Almost two years to the day since Panama stunned Mexico with a 2-1 victory in the semifinals of the Gold Cup, the two teams will meet again with a place in the final on the line, and the stakes, arguably even higher.

That defeat in 2013, just two weeks after the teams had met with the same result in the group stage, cane in the middle of what was a dark year for Mexico. In addition to the soft relinquishing of their Concacaf crown, El Tri came calamitously close to failing to qualify for the World Cup. It wasn’t until Miguel Herrera’s appointment as coach late in the year that the gloom was lifted and Mexico’s place in Brazil was secured, via a playoff.
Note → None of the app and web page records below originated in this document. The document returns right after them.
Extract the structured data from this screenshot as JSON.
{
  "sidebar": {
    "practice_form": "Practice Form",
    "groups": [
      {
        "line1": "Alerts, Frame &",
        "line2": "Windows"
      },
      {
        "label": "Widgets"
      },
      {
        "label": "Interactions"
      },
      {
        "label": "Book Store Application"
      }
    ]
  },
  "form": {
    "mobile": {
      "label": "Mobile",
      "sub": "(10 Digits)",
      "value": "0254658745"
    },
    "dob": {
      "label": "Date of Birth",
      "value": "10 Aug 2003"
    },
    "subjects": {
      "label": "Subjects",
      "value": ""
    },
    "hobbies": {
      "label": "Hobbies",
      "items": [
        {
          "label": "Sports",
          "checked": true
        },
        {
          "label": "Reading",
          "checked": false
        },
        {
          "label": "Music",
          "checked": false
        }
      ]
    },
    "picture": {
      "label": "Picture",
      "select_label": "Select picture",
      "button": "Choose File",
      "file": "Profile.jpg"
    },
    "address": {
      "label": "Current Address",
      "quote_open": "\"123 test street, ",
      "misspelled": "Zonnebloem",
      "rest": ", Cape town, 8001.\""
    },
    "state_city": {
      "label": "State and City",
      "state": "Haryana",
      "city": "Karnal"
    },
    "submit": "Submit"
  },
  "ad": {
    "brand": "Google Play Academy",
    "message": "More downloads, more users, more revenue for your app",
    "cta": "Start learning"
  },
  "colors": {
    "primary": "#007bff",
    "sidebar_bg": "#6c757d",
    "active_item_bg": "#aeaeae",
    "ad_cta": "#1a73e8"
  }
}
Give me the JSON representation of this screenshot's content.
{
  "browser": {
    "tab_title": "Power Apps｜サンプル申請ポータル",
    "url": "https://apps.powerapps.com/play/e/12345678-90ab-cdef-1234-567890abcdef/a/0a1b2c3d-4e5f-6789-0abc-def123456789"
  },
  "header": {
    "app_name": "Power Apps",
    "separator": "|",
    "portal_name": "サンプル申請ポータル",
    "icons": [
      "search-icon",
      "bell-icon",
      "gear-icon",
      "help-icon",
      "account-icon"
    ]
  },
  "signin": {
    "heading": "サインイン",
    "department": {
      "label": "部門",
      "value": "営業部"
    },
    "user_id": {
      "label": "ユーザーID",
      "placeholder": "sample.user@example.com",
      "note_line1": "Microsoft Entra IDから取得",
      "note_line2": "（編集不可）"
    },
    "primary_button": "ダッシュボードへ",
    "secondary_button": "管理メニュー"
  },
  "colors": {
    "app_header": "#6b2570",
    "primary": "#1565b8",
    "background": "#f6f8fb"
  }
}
Once at the World Cup, despite another Round-of-16 exit, the feel-good factor continued thanks to some positive play and the charisma of Herrera on the sidelines. All looked set for 2015 to be a big year, in which Mexico would reassert itself as the dominant force in Concacaf, regaining the Gold Cup and going onto take on the United States in the final

Instead, it has so far felt more like 2013. First came a group stage exit from the Copa America, in which Mexico had taken a “B” squad but Herrera had repeatedly insisted that a place in the final was theirs for the taking. Already the tide of opinion was turning against Herrera, especially after some politically themed tweets on the eve of elections. Still, it was the Gold Cup where the clear priorities lied.

In 2013, José Manuel “Chepo” de la Torre just about survived Mexico’s earliest Gold Cup exit since 2005, but for Herrera, who described taking home the trophy as an “obligation,” anything other than victory would surely spell the end of a tenure that not long ago promised so much. Four games in, he and his team have clung on by their fingertips.

The failure to top their group after being frustrated by Guatemala and then repeatedly found wanting by Trinidad and Tobago in a ludicrous 4-4 draw meant a quarterfinal with last year’s World Cup quarterfinalists Costa Rica. After a poor first half, Mexico began to assert themselves after the break, but strikers Oribe Peralta and Carlos Vela were desperately lacking a clinical touch in front of goal to capitalize. A penalty shootout looked on the cards until Herrera, who has complained repeatedly and often hollowly about referee decisions throughout the tournament, became the beneficiary of a hugely controversial call when Peralta was adjudged to have been fouled after only the merest of touches. Andrés Guardado converted from the spot to keep Mexico, just, on course.

But they will head into the semifinal with Panama with no area of the side, with the exception of Guillermo Ochoa in goal, inspiring confidence. Diego Reyes, Francisco “Maza” Rodríguez and Yasser Corona again looked vulnerable against Costa Rica; Hector Herrera, upon which such high hopes now rightly rest, has failed to recapture his Porto form; and Vela has not done nearly enough to erase memories of his long self-imposed international exile.

Panama, then, are unlikely to be daunted by the task of once again going up against Mexico in the semifinals. Yet they’re progress to the last four has also been far from smooth. One of the growing forces in Concacaf, Panama followed up its run to the 2013 Gold Cup final by coming within seconds of earning a playoff with New Zealand to go to the country’s first World Cup, only to concede two late goals to the United States and let Mexico in. At this Gold Cup, though, they are yet to win a game.

After three 1-1 draws in the group stage, Hernán Darío Gómez’s side made it four straight when being pegged back by Trinidad and Tobago in their quarterfinal on Sunday. Following 120 minutes, it took nine rounds of penalties before Panama eventually prevailed thanks to a decisive, superb save from LA Galaxy goalkeeper Jaimie Penedo.

Prediction: While Mexico undoubtedly has more quality at their disposal than Panama, it would be difficult to have too much confidence in them avenging their 2013 exit when the two teams meet in Atlanta. Panama are an impressive team when in full flow and the experienced forward partnership of Blas Pérez and Luis Tejada have the quality to expose Mexico’s shaky backline as it did the United States’ in the group stage. With both teams having played 120 minutes on Sunday, there could well be plenty of fatigue on show, likely impacting on the quality of the spectacle. But the fact that Mexico has greater strength in depth and can call on an injection of quality from the bench like Jesús “Tecatito” Corona may prove decisive in prolonging Mexico’s unconvincing run all the way to the final.

Predicted score: Mexico over Panama, 1-0.

Where: Georgia Dome in Atlanta

Date: Wednesday, July 22

Time: 9 p.m. EDT